[Data items]
*****

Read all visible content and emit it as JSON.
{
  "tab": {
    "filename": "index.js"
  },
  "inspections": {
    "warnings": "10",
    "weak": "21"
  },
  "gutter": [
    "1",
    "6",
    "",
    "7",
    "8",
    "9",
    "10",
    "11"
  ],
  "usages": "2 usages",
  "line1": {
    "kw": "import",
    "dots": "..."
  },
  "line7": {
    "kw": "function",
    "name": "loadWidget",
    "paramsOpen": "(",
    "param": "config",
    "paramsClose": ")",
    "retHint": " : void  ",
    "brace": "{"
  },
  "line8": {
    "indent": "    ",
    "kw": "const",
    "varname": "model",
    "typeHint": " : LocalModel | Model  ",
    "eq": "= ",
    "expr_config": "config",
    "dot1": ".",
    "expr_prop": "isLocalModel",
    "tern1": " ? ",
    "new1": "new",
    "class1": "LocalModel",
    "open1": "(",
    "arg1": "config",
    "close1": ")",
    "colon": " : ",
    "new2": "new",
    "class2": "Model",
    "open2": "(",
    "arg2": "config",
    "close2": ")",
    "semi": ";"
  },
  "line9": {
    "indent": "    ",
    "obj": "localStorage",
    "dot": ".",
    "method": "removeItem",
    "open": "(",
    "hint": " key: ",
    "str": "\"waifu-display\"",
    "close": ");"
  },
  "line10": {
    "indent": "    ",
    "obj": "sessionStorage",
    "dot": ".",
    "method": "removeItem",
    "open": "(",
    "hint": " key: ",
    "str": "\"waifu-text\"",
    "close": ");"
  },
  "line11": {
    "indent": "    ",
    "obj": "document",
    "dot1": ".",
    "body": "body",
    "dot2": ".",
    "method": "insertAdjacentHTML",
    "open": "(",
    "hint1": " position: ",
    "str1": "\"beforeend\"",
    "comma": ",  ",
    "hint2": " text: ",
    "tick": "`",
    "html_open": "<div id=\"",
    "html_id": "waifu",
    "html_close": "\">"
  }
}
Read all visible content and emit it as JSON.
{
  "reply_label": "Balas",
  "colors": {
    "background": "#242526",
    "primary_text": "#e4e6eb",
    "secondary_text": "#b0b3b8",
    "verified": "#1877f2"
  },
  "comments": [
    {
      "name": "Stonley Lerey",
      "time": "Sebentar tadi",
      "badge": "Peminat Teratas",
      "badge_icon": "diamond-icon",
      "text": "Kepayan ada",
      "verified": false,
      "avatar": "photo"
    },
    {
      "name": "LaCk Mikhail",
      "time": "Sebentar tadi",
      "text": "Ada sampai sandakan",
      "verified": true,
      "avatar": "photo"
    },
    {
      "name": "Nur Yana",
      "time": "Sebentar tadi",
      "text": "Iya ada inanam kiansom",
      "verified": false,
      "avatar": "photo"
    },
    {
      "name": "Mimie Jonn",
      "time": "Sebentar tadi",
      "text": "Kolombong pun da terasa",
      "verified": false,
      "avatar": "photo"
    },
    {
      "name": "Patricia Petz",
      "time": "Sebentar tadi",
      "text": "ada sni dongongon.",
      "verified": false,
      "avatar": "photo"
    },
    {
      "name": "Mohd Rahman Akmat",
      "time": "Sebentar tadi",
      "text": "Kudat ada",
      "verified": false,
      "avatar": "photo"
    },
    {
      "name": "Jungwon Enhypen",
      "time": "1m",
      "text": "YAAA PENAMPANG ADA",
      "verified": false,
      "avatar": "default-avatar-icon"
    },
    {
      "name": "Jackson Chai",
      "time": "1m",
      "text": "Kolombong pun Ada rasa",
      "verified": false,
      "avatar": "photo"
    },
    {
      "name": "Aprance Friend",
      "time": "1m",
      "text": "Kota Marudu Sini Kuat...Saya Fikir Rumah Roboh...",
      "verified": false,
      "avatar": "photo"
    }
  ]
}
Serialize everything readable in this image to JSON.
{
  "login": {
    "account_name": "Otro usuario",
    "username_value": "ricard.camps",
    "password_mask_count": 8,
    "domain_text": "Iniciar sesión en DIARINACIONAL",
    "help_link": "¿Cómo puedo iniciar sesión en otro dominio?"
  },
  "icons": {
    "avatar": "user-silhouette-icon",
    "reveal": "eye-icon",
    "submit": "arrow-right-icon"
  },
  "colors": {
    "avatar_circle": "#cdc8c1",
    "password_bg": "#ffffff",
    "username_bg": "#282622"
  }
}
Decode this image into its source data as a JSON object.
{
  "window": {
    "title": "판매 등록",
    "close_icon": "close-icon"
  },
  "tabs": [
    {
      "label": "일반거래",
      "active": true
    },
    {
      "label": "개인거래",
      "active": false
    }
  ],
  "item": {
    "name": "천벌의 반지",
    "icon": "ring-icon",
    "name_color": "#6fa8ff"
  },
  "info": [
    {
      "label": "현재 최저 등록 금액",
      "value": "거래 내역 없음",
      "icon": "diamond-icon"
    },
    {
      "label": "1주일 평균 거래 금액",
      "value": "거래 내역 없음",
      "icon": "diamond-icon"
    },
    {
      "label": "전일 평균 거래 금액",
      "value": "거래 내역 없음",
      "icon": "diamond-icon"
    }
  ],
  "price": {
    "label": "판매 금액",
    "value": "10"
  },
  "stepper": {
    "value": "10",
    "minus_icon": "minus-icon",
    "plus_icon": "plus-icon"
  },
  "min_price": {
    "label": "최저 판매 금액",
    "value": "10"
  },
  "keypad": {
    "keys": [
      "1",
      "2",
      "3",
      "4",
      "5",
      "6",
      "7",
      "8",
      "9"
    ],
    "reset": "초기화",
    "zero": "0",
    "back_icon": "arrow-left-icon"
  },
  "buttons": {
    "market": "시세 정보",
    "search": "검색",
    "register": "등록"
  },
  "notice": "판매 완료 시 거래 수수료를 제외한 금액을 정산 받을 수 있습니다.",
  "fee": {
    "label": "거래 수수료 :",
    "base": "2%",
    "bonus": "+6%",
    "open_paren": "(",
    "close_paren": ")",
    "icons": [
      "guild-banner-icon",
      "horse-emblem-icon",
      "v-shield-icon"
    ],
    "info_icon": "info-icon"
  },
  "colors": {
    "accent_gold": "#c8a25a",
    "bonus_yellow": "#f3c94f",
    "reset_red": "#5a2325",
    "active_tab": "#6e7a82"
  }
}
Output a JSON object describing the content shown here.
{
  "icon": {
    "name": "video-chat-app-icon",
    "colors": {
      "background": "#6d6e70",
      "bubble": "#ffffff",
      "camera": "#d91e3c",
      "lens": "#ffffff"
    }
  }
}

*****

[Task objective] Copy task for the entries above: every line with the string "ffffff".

[Your solution]
    "password_bg": "#ffffff",
      "bubble": "#ffffff",
      "lens": "#ffffff"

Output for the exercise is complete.